PROBLEM:
The whole of the material needs to be repeated exactly, line for line.

MATERIAL FOR THIS EXERCISE:
┌──

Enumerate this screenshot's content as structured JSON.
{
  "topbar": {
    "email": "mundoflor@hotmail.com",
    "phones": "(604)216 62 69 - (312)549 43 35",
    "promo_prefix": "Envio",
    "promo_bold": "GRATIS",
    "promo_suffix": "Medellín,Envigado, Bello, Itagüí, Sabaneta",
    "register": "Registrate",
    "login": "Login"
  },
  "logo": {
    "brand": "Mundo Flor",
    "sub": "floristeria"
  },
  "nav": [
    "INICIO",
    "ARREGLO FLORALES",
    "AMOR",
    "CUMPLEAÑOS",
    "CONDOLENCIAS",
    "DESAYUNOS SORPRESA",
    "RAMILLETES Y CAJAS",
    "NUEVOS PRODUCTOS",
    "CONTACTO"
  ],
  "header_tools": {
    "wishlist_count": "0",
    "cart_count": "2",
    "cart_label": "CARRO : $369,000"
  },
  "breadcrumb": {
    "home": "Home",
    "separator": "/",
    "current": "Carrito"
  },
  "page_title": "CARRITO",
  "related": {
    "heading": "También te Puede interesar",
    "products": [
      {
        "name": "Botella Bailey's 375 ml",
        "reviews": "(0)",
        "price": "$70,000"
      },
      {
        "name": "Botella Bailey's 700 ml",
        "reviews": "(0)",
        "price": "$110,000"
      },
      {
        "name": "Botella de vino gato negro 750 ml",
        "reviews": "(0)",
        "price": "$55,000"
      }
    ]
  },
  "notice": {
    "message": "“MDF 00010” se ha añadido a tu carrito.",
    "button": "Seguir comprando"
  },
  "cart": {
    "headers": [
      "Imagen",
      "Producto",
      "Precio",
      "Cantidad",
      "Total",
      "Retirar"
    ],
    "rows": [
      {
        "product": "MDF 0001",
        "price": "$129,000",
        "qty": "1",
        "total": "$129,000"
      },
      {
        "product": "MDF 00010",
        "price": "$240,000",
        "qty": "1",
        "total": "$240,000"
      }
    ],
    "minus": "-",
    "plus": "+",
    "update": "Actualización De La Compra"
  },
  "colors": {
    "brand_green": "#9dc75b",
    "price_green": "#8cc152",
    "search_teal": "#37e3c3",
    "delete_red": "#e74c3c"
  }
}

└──

EXERCISE SOLUTION:
Enumerate this screenshot's content as structured JSON.
{
  "topbar": {
    "email": "mundoflor@hotmail.com",
    "phones": "(604)216 62 69 - (312)549 43 35",
    "promo_prefix": "Envio",
    "promo_bold": "GRATIS",
    "promo_suffix": "Medellín,Envigado, Bello, Itagüí, Sabaneta",
    "register": "Registrate",
    "login": "Login"
  },
  "logo": {
    "brand": "Mundo Flor",
    "sub": "floristeria"
  },
  "nav": [
    "INICIO",
    "ARREGLO FLORALES",
    "AMOR",
    "CUMPLEAÑOS",
    "CONDOLENCIAS",
    "DESAYUNOS SORPRESA",
    "RAMILLETES Y CAJAS",
    "NUEVOS PRODUCTOS",
    "CONTACTO"
  ],
  "header_tools": {
    "wishlist_count": "0",
    "cart_count": "2",
    "cart_label": "CARRO : $369,000"
  },
  "breadcrumb": {
    "home": "Home",
    "separator": "/",
    "current": "Carrito"
  },
  "page_title": "CARRITO",
  "related": {
    "heading": "También te Puede interesar",
    "products": [
      {
        "name": "Botella Bailey's 375 ml",
        "reviews": "(0)",
        "price": "$70,000"
      },
      {
        "name": "Botella Bailey's 700 ml",
        "reviews": "(0)",
        "price": "$110,000"
      },
      {
        "name": "Botella de vino gato negro 750 ml",
        "reviews": "(0)",
        "price": "$55,000"
      }
    ]
  },
  "notice": {
    "message": "“MDF 00010” se ha añadido a tu carrito.",
    "button": "Seguir comprando"
  },
  "cart": {
    "headers": [
      "Imagen",
      "Producto",
      "Precio",
      "Cantidad",
      "Total",
      "Retirar"
    ],
    "rows": [
      {
        "product": "MDF 0001",
        "price": "$129,000",
        "qty": "1",
        "total": "$129,000"
      },
      {
        "product": "MDF 00010",
        "price": "$240,000",
        "qty": "1",
        "total": "$240,000"
      }
    ],
    "minus": "-",
    "plus": "+",
    "update": "Actualización De La Compra"
  },
  "colors": {
    "brand_green": "#9dc75b",
    "price_green": "#8cc152",
    "search_teal": "#37e3c3",
    "delete_red": "#e74c3c"
  }
}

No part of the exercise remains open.